These are the confessions of a book promotion junkie. What follows is a detailed account of my addiction and how I feed it.
Authors note: I spent 12 years writing, editing, and preparing One Blood for the world. I have invested over $10,000 to date in my own success, not to mention the countless hours I spend promoting myself and the book. And for all that work, I can barely justify a $3.99 price point for a book that Kirkus Reviews called a novel of remarkable merit. Not complaining, just introducing you to my reality and the reality of thousands of indie authors entering this new realm of epublishing and pricing.
Tell me, what has the world come to when you can buy a book for the same price as a Taco Bell burrito?
Welcome authors to the wonderawful world of ebook pricing.
I can recall debating the .99 cent price point with my publishing business partner James W. Lewis, author of Sellout and A Hard Man is Good to Find fame, back in 2011, about 8 months after we had published SELLOUT. The book had moved around 700 units by this point but we had not successfully migrated from print books to ebooks which was one of our key strategic imperatives due to the cost and gross margin benefits of selling ebooks vs. printing and fulfilling print books. My perspective was that selling an ebook for .99 cents for a debut author made sense because the objective for any first time author should be to build an audience that can be leveraged for future books. James wasn’t convinced, but we agreed to conduct the experiment. We flipped the .99 cent switch in February 2011 and waited to see what would happen.

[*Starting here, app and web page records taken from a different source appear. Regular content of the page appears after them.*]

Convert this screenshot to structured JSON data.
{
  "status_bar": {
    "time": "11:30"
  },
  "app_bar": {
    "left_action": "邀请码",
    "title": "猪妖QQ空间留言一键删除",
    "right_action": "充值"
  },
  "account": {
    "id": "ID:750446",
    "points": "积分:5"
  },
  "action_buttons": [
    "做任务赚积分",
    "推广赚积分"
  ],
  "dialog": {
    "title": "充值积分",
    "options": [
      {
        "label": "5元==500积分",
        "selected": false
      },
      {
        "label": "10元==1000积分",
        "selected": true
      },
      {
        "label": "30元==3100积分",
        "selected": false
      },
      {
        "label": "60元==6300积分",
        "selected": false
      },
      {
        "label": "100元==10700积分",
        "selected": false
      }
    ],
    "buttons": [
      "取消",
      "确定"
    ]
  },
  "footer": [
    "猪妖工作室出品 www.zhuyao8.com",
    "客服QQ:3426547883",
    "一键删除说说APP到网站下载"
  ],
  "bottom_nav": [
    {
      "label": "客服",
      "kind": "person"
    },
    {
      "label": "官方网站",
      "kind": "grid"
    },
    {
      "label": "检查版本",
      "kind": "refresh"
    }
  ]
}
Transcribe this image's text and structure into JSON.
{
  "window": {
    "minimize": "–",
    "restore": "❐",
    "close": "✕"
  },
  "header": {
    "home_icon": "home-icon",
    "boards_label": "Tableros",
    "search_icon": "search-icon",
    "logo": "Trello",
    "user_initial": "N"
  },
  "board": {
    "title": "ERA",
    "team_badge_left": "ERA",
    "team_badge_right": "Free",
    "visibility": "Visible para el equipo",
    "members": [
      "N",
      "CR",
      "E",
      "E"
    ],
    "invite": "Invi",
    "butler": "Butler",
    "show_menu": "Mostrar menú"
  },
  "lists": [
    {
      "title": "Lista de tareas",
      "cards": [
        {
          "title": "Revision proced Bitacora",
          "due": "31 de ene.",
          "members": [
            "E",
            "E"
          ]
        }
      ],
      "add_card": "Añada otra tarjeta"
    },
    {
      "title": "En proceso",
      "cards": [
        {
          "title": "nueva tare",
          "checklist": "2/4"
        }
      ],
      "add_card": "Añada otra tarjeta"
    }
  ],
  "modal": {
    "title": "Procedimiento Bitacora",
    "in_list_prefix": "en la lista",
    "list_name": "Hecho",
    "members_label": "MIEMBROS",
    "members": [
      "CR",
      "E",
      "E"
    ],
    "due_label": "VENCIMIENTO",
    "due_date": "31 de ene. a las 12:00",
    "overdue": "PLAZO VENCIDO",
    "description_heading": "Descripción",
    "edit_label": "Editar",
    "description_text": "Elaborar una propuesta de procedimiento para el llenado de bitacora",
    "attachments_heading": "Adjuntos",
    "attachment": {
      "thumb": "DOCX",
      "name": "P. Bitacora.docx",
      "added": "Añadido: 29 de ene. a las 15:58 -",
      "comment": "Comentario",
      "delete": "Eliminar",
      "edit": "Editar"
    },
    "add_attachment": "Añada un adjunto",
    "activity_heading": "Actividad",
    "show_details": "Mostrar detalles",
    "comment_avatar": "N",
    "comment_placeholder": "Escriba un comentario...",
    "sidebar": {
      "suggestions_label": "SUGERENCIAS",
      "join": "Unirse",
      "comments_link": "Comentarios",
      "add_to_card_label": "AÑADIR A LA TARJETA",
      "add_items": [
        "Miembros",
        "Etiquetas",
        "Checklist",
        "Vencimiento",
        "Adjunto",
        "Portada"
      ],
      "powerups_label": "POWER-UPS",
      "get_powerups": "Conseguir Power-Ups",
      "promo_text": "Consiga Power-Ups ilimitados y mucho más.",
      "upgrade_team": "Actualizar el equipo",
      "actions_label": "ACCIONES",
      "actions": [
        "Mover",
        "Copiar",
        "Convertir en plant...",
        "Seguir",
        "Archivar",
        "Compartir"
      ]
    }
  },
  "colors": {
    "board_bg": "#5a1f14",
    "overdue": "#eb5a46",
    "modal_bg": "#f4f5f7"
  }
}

In February, Sellout sold 38 ebooks. March: 96. April: 577. May: 971!!
Cause for massive celebration, yes? Wait, not so fast, amigos.
The catch with the .99 cent price point is that Amazon takes 65% of each sale which means that the publishing company makes 35 cents and the author makes 9 cents per book (we pay a 25% royalty). So you have to sell a crapload of books at .99 cents to make any money. But that’s beside the point. James was building an audience. Nearly 6,000 reader discovered him in 2011 compared with 400 in 2010 – a 15X increase in 12 months. We raised the price of SELLOUT to $2.99 in October and watched sales regress back to around 50 copies a month. Whenever we flipped the price switch down to .99, there was a corresponding boost in sales. So there is definitely something about that magic .99 cent pricepoint as far as kindle book readers go.
In October 2011 the publishing world was abuzz with the news of a new program Amazon was rolling out to continue their dominance of the ebook and epublishing world – The Amazon KDP (Kindle Direct Publishing) Select program. Amazon was putting together a significant amount of funds to entice authors to give them exclusive distribution for up to 90 days in order to allow their books to be lend able for free to Amazon prime members. Under this program authors would also be able to give away their book for FREE to anyone for up to 5 days during the 90 day period.
Oh joy, so now instead of making at least 9 cents for my book, I’m giving it away? How is that good for the author?
Well, once again I reiterate that the goal of any new author is to build up a following. In that sense, KDP is an amazing program. And with hundreds of sites tweeting, posting, and sharing news on free books every day, it is one of the best brand awareness tactics available to the indie author, and…it’s FREE!
So don’t be dumb about the power of FREE books, give them away and watch your word of mouth spread. I’ve personally given away thousands of copies of One Blood to date and used 10 FREE KDP days so far and seen nearly 15,000 downloads! That’s 15,000 readers who know me now that may have never known Qwantu Amaru or One Blood existed.
Needless to say, I’m sticking with KDP!